SEATTLE — An iconic Boeing 747 jumbo jet, a symbol of Pacific Northwest innovation and industrial achievement, will soon be the centerpiece of a new development in Seattle’s South Lake Union neighborhood.
Developer Ian Gillespie, the founder of WestBank based in Vancouver, Canada, is the visionary behind the project.
"The idea of celebrating that innovation was something I thought was really interesting," Gillespie said in an interview with KING 5. “What symbol celebrates innovation better than the Boeing 747? There isn't one."
The old airplane is currently being refurbished and deconstructed in the desert near Los Angeles. It will then be loaded in pieces onto two dozen flatbed trucks before it's shipped to Seattle.
That's where the fuselage of the airplane will be reconstructed and hung between two towers under construction at Stewart Street and Denny Way.
Gillespie, a self-proclaimed city-builder, is especially interested in the architecture and design of his communities in major cities around the world. His biggest focus now is on Seattle, where the apartment towers at 1200 Stewart St are just one of three developments he currently has in the works in the downtown Seattle area.

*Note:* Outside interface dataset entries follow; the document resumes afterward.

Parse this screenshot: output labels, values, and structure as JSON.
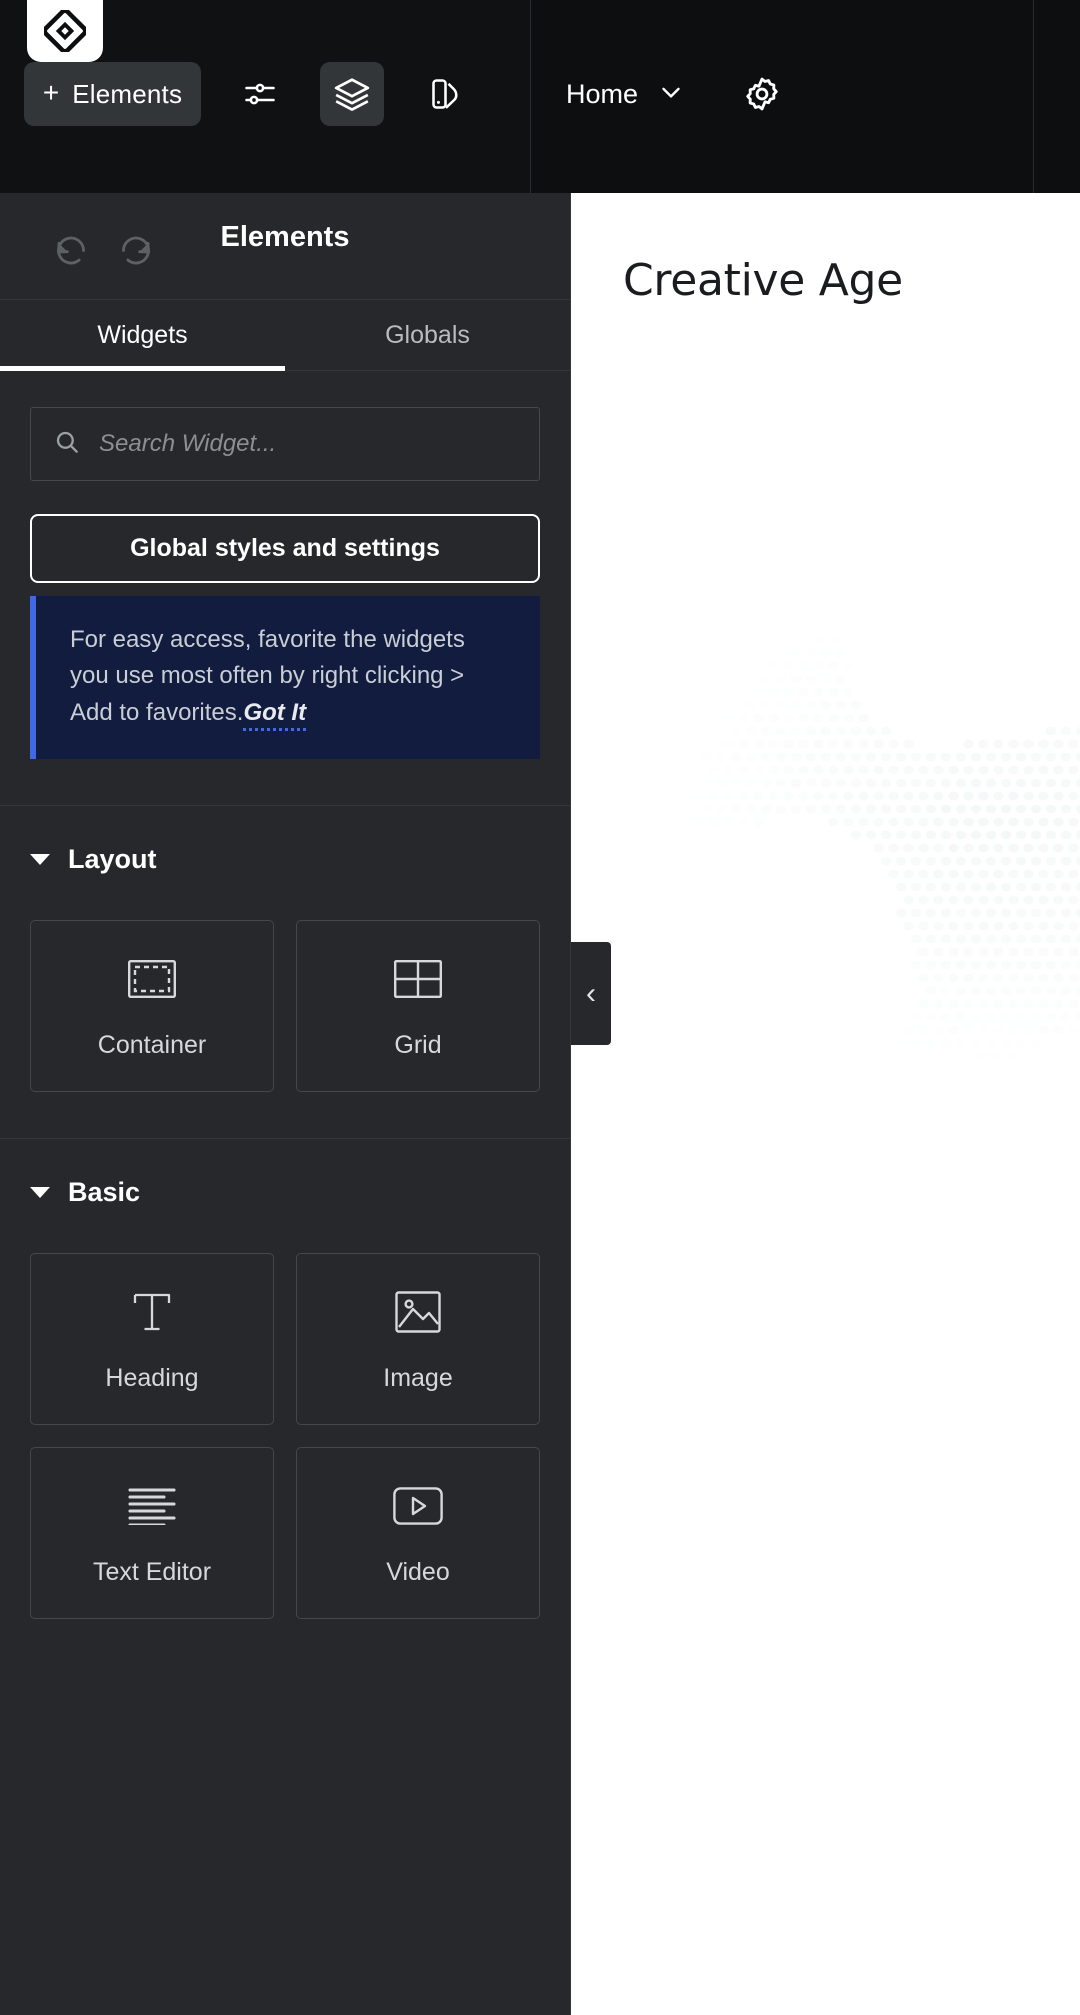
{
  "topbar": {
    "logo_icon": "elementor-logo-icon",
    "elements_button": {
      "label": "Elements",
      "plus": "+",
      "icon": "plus-icon"
    },
    "icons": [
      {
        "name": "settings-sliders-icon",
        "active": false
      },
      {
        "name": "layers-icon",
        "active": true
      },
      {
        "name": "theme-style-icon",
        "active": false
      }
    ],
    "page_selector": {
      "label": "Home",
      "chevron": "chevron-down-icon"
    },
    "gear": {
      "name": "gear-icon"
    }
  },
  "panel": {
    "title": "Elements",
    "history": {
      "undo": "undo-icon",
      "redo": "redo-icon"
    },
    "tabs": [
      {
        "label": "Widgets",
        "active": true
      },
      {
        "label": "Globals",
        "active": false
      }
    ],
    "search": {
      "placeholder": "Search Widget...",
      "value": "",
      "icon": "search-icon"
    },
    "global_button": {
      "label": "Global styles and settings"
    },
    "notice": {
      "text": "For easy access, favorite the widgets you use most often by right clicking > Add to favorites.",
      "action": "Got It",
      "accent": "#4169e1",
      "background": "#111c3f"
    },
    "sections": [
      {
        "name": "Layout",
        "collapsed": false,
        "widgets": [
          {
            "label": "Container",
            "icon": "container-icon"
          },
          {
            "label": "Grid",
            "icon": "grid-icon"
          }
        ]
      },
      {
        "name": "Basic",
        "collapsed": false,
        "widgets": [
          {
            "label": "Heading",
            "icon": "heading-text-icon"
          },
          {
            "label": "Image",
            "icon": "image-icon"
          },
          {
            "label": "Text Editor",
            "icon": "text-editor-icon"
          },
          {
            "label": "Video",
            "icon": "video-play-icon"
          }
        ]
      }
    ]
  },
  "canvas": {
    "heading": "Creative Age",
    "background": "#ffffff",
    "collapse_handle": {
      "icon": "chevron-left-icon"
    }
  }
}
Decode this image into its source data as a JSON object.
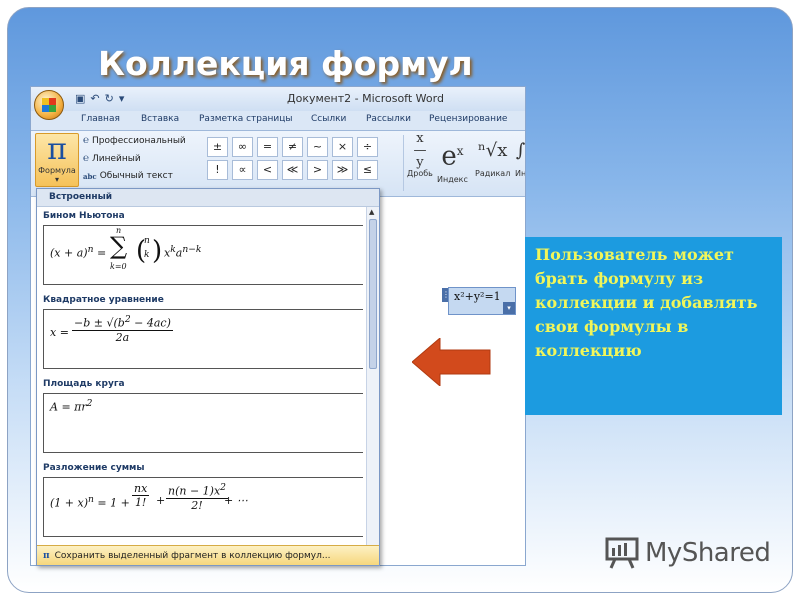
{
  "slide": {
    "title": "Коллекция формул",
    "callout_text": "Пользователь может брать формулу из коллекции и добавлять свои формулы в коллекцию"
  },
  "word": {
    "window_title": "Документ2 - Microsoft Word",
    "tabs": [
      "Главная",
      "Вставка",
      "Разметка страницы",
      "Ссылки",
      "Рассылки",
      "Рецензирование"
    ],
    "ribbon": {
      "formula_label": "Формула",
      "options": [
        "Профессиональный",
        "Линейный",
        "Обычный текст"
      ],
      "symbols_row1": [
        "±",
        "∞",
        "=",
        "≠",
        "~",
        "×",
        "÷"
      ],
      "symbols_row2": [
        "!",
        "∝",
        "<",
        "≪",
        ">",
        "≫",
        "≤"
      ],
      "structures": [
        "Дробь",
        "Индекс",
        "Радикал",
        "Ин"
      ]
    },
    "inline_equation": "x²+y²=1"
  },
  "gallery": {
    "header": "Встроенный",
    "items": [
      {
        "name": "Бином Ньютона"
      },
      {
        "name": "Квадратное уравнение"
      },
      {
        "name": "Площадь круга"
      },
      {
        "name": "Разложение суммы"
      }
    ],
    "footer": "Сохранить выделенный фрагмент в коллекцию формул..."
  },
  "watermark": "MyShared",
  "colors": {
    "callout_bg": "#1c9be0",
    "callout_text": "#f1f65a",
    "arrow": "#d24a1c"
  }
}
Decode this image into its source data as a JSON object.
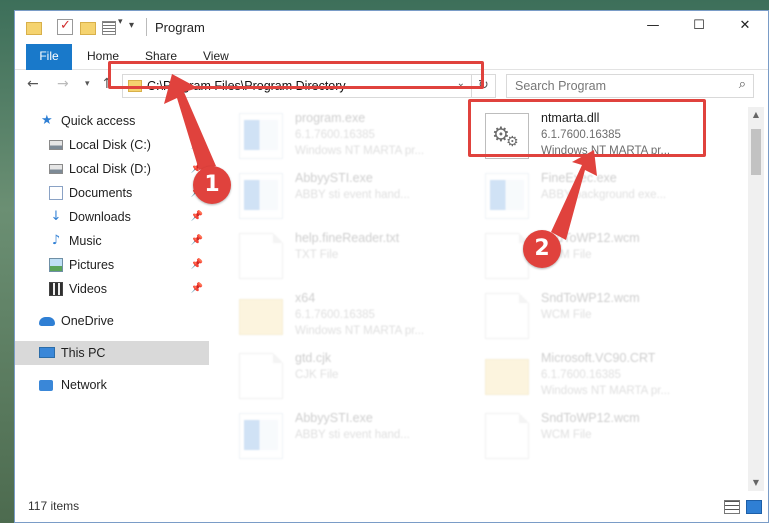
{
  "window": {
    "title": "Program",
    "controls": {
      "minimize": "—",
      "maximize": "☐",
      "close": "✕"
    }
  },
  "ribbon": {
    "tabs": [
      "File",
      "Home",
      "Share",
      "View"
    ]
  },
  "navigation": {
    "back": "←",
    "forward": "→",
    "recent": "⌄",
    "up": "↑",
    "address": "C:\\Program Files\\Program Directory",
    "refresh": "↻",
    "search_placeholder": "Search Program"
  },
  "sidebar": {
    "items": [
      {
        "label": "Quick access",
        "icon": "star-icon"
      },
      {
        "label": "Local Disk (C:)",
        "icon": "disk-icon",
        "pinned": true
      },
      {
        "label": "Local Disk (D:)",
        "icon": "disk-icon",
        "pinned": true
      },
      {
        "label": "Documents",
        "icon": "documents-icon",
        "pinned": true
      },
      {
        "label": "Downloads",
        "icon": "download-icon",
        "pinned": true
      },
      {
        "label": "Music",
        "icon": "music-icon",
        "pinned": true
      },
      {
        "label": "Pictures",
        "icon": "pictures-icon",
        "pinned": true
      },
      {
        "label": "Videos",
        "icon": "videos-icon",
        "pinned": true
      },
      {
        "label": "OneDrive",
        "icon": "cloud-icon"
      },
      {
        "label": "This PC",
        "icon": "computer-icon",
        "selected": true
      },
      {
        "label": "Network",
        "icon": "network-icon"
      }
    ],
    "pin_glyph": "📌"
  },
  "files": [
    {
      "name": "program.exe",
      "meta1": "6.1.7600.16385",
      "meta2": "Windows NT MARTA pr...",
      "type": "exe-setup",
      "faded": true
    },
    {
      "name": "ntmarta.dll",
      "meta1": "6.1.7600.16385",
      "meta2": "Windows NT MARTA pr...",
      "type": "dll",
      "faded": false
    },
    {
      "name": "AbbyySTI.exe",
      "meta1": "ABBY sti event hand...",
      "meta2": "",
      "type": "exe",
      "faded": true
    },
    {
      "name": "FineExec.exe",
      "meta1": "ABBY background exe...",
      "meta2": "",
      "type": "exe",
      "faded": true
    },
    {
      "name": "help.fineReader.txt",
      "meta1": "TXT File",
      "meta2": "",
      "type": "doc",
      "faded": true
    },
    {
      "name": "SndToWP12.wcm",
      "meta1": "WCM File",
      "meta2": "",
      "type": "doc",
      "faded": true
    },
    {
      "name": "x64",
      "meta1": "6.1.7600.16385",
      "meta2": "Windows NT MARTA pr...",
      "type": "folder",
      "faded": true
    },
    {
      "name": "SndToWP12.wcm",
      "meta1": "WCM File",
      "meta2": "",
      "type": "doc",
      "faded": true
    },
    {
      "name": "gtd.cjk",
      "meta1": "CJK File",
      "meta2": "",
      "type": "doc",
      "faded": true
    },
    {
      "name": "Microsoft.VC90.CRT",
      "meta1": "6.1.7600.16385",
      "meta2": "Windows NT MARTA pr...",
      "type": "folder",
      "faded": true
    },
    {
      "name": "AbbyySTI.exe",
      "meta1": "ABBY sti event hand...",
      "meta2": "",
      "type": "exe",
      "faded": true
    },
    {
      "name": "SndToWP12.wcm",
      "meta1": "WCM File",
      "meta2": "",
      "type": "doc",
      "faded": true
    }
  ],
  "status": {
    "item_count": "117 items"
  },
  "annotations": {
    "callout1": "1",
    "callout2": "2",
    "highlight_color": "#e0423d"
  },
  "colors": {
    "accent": "#1979ca",
    "selected_bg": "#d9d9d9"
  }
}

"Seattleites should be incredibly proud of what they have done,” said Gillespie. “You have an incredible city.”
The Boeing 747 is sure to turn heads when it's fully installed sometime in the summer of 2022. The 250-foot-long, 65-foot-tall airplane will be hung 14 feet above the central galleria of 1200 Stewart. The development includes hundreds of residential apartment units.
The airplane will be home to office space for WestBank, but also open to the public as access to several shops, restaurants and a “Live Nation” music venue.
"It's super cool and creative. It's just exactly what Seattle is about," said Jon Scholes, president and CEO of the Downtown Seattle Association.
Scholes admitted the city has a long way to go to fully recover from the COVID-19 pandemic. However, Gillespie's addition to downtown is a sign big money developers are still ready to bet big on Seattle.
"We've got a strong foundation that we're rebuilding from," he said. "We've got more people living downtown today than we did prior to the pandemic. So, that's a good sign for the future."
Gillespie hopes his project will help further put Seattle on the map. But most of all, he's hoping to inspire anyone that sees the Boeing 747 downtown.
"Leaving this discarded thing sitting out in the desert, never to have any value again, seems sad," explained Gillespie. "If we could bring it back to life, I thought there was something kind of romantic about that, and if we can inspire some people, then we've had a success."